Exercise prompt: Select every line below containing the word "ویرایش".

Supplied material:

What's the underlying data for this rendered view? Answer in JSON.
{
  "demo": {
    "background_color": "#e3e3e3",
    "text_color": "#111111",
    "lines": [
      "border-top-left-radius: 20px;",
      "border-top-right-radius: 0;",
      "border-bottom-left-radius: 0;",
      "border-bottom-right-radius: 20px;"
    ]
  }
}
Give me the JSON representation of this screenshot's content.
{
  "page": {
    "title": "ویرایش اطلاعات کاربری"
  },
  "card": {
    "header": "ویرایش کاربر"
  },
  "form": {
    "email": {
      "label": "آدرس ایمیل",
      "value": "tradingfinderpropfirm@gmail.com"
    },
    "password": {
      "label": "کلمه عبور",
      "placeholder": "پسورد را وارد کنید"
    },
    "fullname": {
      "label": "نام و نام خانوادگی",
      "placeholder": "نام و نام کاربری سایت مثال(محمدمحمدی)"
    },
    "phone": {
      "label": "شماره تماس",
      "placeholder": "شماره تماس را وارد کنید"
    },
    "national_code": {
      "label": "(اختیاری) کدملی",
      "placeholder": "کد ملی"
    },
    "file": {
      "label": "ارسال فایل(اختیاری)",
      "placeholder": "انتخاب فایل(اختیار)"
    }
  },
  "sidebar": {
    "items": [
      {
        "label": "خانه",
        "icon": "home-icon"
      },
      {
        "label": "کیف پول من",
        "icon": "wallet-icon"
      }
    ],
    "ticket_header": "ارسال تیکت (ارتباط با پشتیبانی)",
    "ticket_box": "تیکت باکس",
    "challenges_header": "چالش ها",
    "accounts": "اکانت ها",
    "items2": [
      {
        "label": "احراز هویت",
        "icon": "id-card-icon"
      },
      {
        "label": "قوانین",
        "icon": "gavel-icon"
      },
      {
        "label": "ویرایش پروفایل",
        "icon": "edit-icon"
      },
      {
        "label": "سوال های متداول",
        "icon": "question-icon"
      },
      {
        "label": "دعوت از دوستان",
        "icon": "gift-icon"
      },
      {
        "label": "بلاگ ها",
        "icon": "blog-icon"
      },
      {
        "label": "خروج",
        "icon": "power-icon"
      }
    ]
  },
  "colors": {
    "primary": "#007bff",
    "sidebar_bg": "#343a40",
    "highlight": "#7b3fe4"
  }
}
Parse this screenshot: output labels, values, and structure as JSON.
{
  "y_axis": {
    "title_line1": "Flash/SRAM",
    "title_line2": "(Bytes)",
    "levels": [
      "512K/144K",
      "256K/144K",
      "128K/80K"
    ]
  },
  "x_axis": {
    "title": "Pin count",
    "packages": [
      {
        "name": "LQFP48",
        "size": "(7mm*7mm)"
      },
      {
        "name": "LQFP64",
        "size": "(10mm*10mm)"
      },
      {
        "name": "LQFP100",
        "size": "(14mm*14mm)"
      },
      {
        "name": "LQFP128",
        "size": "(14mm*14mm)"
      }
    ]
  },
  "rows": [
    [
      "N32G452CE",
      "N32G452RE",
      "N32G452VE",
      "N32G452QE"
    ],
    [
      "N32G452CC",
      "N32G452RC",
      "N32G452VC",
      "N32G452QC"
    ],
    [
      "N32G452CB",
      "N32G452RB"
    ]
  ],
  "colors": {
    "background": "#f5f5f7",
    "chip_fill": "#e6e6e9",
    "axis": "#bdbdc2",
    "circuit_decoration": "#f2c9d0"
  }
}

Solution:
    "title": "ویرایش اطلاعات کاربری"
    "header": "ویرایش کاربر"
        "label": "ویرایش پروفایل",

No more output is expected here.